And I think the challenge there is that, you know, we’re in an environment where IoT devices…that the environment is very competitive and everyone is trying to do, sort of, the early mover trying to get their device on the market as soon as possible. We see a lot of startups. We see a lot of companies that don’t have any security people. I know we have, sort of, one or two designers who don’t have the opportunity to really go in and do research and understand the actual needs of users. And I think, unfortunately, that’s backwards. And until that gets rectified, and you see companies both exploring what it is that people actually will benefit from, and how to provide that in a way that minimizes access, I think that I will continue to be pretty skeptical about putting such devices in my own home.
Cindy Ng: And, so we’ve spent some time talking about design concepts, and security, and merging them together. How can someone get started? How do they start looking for a UX designer? Is that something that Simply Secure, the nonprofit that you’re a part of, can you help in any way?
Scout Brody: Yeah. So, that is actually, kind of, exactly what Simply Secure has set out to do as a nonprofit organization. You know, we recognize that it’s important to have this partnership between design and security in order to come up with products that actually meet the needs of people while also keeping them secure and keeping their data protected.

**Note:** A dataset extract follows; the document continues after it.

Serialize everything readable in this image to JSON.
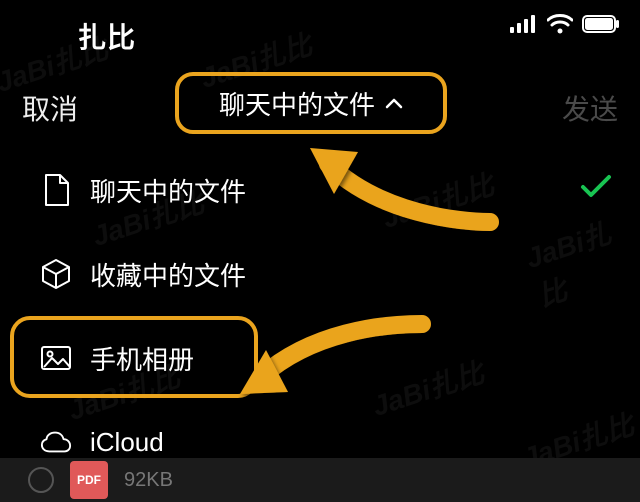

And so, Simply Secure works both in a sort of information sharing capacity. We try to, sort of, build a sense of community among designers who are interested in security and privacy topics as well as developers and security folks who are interested in learning more about design. We try to be sort of a community resource. We, on our blog, and our very small but slowly growing GitHub repository, try to share resources that both designers and software developers can use to try and explore and expand their understanding at the intersection of security and design.
We actually, as an organization, do ourselves what we call open research and consulting. And the idea here is that an organization, and it can be any organization, either a small nonprofit consortium organization, in which case, you know, we work with them potentially pro bono. Or, a large for-profit tech company, or a startup, in which case we would, you know, try to figure out some sort of consulting arrangement. But we work with these organizations to help them go through a design process that is simultaneously integrated with their security and privacy process as well. And since we are a nonprofit, we don’t just do, sort of, traditional consulting where we go in, do UX research and then come out, you know, with a design that will help the company. We also go through a process of open sourcing that research in such a way that it will benefit the community as a whole. And so the idea here is that by engaging with us, and sort of working with us to come up with a design or research problem…a problem that an organization is having with their software project, they will not only be solving their problem but also be contributing to the community and the advancements of this work as a whole.